(Dataset rows describing interfaces)
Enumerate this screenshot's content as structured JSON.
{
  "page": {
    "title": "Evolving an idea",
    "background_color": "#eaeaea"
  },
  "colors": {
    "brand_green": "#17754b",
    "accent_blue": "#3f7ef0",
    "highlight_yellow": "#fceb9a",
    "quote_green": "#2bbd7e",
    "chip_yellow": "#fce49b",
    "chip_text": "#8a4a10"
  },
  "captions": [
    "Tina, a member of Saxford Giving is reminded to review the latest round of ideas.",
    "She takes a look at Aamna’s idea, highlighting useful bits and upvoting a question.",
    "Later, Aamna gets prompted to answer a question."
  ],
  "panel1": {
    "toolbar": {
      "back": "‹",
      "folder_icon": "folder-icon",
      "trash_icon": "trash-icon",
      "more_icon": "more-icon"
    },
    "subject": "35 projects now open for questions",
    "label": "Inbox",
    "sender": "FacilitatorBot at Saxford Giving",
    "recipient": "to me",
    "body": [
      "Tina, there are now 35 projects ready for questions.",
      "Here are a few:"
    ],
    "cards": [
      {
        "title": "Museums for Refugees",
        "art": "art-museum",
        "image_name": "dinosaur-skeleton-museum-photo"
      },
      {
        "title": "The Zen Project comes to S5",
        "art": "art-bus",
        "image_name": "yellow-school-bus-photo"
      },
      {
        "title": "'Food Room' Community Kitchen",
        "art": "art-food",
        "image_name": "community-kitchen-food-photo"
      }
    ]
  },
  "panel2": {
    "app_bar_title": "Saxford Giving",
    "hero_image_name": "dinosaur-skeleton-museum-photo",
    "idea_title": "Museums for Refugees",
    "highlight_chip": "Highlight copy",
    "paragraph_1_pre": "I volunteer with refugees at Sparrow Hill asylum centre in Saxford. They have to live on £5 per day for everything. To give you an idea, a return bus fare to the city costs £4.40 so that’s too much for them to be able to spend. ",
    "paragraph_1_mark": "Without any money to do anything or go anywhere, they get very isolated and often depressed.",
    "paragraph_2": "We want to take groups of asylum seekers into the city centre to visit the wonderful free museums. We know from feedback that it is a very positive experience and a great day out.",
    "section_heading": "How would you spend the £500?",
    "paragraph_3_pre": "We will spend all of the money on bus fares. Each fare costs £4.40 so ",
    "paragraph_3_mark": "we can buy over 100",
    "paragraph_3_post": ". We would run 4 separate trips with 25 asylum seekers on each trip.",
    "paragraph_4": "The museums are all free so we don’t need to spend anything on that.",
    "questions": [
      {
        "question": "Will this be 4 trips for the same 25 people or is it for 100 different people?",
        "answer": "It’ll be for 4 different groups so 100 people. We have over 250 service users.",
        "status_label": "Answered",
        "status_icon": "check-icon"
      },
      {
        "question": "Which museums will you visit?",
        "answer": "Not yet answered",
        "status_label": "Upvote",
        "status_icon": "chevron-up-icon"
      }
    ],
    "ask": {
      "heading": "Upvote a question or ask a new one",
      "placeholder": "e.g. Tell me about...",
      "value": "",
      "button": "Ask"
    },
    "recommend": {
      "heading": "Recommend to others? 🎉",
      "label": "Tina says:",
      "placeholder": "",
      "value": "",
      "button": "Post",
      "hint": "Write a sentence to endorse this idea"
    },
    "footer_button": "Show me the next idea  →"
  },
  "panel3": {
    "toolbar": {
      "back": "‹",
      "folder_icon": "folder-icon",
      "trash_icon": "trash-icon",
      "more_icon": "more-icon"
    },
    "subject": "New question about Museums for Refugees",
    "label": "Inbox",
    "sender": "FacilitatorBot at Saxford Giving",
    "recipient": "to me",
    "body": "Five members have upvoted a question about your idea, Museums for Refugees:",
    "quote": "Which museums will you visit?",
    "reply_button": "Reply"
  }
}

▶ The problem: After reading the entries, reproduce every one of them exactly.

▶ Exercise response:
Enumerate this screenshot's content as structured JSON.
{
  "page": {
    "title": "Evolving an idea",
    "background_color": "#eaeaea"
  },
  "colors": {
    "brand_green": "#17754b",
    "accent_blue": "#3f7ef0",
    "highlight_yellow": "#fceb9a",
    "quote_green": "#2bbd7e",
    "chip_yellow": "#fce49b",
    "chip_text": "#8a4a10"
  },
  "captions": [
    "Tina, a member of Saxford Giving is reminded to review the latest round of ideas.",
    "She takes a look at Aamna’s idea, highlighting useful bits and upvoting a question.",
    "Later, Aamna gets prompted to answer a question."
  ],
  "panel1": {
    "toolbar": {
      "back": "‹",
      "folder_icon": "folder-icon",
      "trash_icon": "trash-icon",
      "more_icon": "more-icon"
    },
    "subject": "35 projects now open for questions",
    "label": "Inbox",
    "sender": "FacilitatorBot at Saxford Giving",
    "recipient": "to me",
    "body": [
      "Tina, there are now 35 projects ready for questions.",
      "Here are a few:"
    ],
    "cards": [
      {
        "title": "Museums for Refugees",
        "art": "art-museum",
        "image_name": "dinosaur-skeleton-museum-photo"
      },
      {
        "title": "The Zen Project comes to S5",
        "art": "art-bus",
        "image_name": "yellow-school-bus-photo"
      },
      {
        "title": "'Food Room' Community Kitchen",
        "art": "art-food",
        "image_name": "community-kitchen-food-photo"
      }
    ]
  },
  "panel2": {
    "app_bar_title": "Saxford Giving",
    "hero_image_name": "dinosaur-skeleton-museum-photo",
    "idea_title": "Museums for Refugees",
    "highlight_chip": "Highlight copy",
    "paragraph_1_pre": "I volunteer with refugees at Sparrow Hill asylum centre in Saxford. They have to live on £5 per day for everything. To give you an idea, a return bus fare to the city costs £4.40 so that’s too much for them to be able to spend. ",
    "paragraph_1_mark": "Without any money to do anything or go anywhere, they get very isolated and often depressed.",
    "paragraph_2": "We want to take groups of asylum seekers into the city centre to visit the wonderful free museums. We know from feedback that it is a very positive experience and a great day out.",
    "section_heading": "How would you spend the £500?",
    "paragraph_3_pre": "We will spend all of the money on bus fares. Each fare costs £4.40 so ",
    "paragraph_3_mark": "we can buy over 100",
    "paragraph_3_post": ". We would run 4 separate trips with 25 asylum seekers on each trip.",
    "paragraph_4": "The museums are all free so we don’t need to spend anything on that.",
    "questions": [
      {
        "question": "Will this be 4 trips for the same 25 people or is it for 100 different people?",
        "answer": "It’ll be for 4 different groups so 100 people. We have over 250 service users.",
        "status_label": "Answered",
        "status_icon": "check-icon"
      },
      {
        "question": "Which museums will you visit?",
        "answer": "Not yet answered",
        "status_label": "Upvote",
        "status_icon": "chevron-up-icon"
      }
    ],
    "ask": {
      "heading": "Upvote a question or ask a new one",
      "placeholder": "e.g. Tell me about...",
      "value": "",
      "button": "Ask"
    },
    "recommend": {
      "heading": "Recommend to others? 🎉",
      "label": "Tina says:",
      "placeholder": "",
      "value": "",
      "button": "Post",
      "hint": "Write a sentence to endorse this idea"
    },
    "footer_button": "Show me the next idea  →"
  },
  "panel3": {
    "toolbar": {
      "back": "‹",
      "folder_icon": "folder-icon",
      "trash_icon": "trash-icon",
      "more_icon": "more-icon"
    },
    "subject": "New question about Museums for Refugees",
    "label": "Inbox",
    "sender": "FacilitatorBot at Saxford Giving",
    "recipient": "to me",
    "body": "Five members have upvoted a question about your idea, Museums for Refugees:",
    "quote": "Which museums will you visit?",
    "reply_button": "Reply"
  }
}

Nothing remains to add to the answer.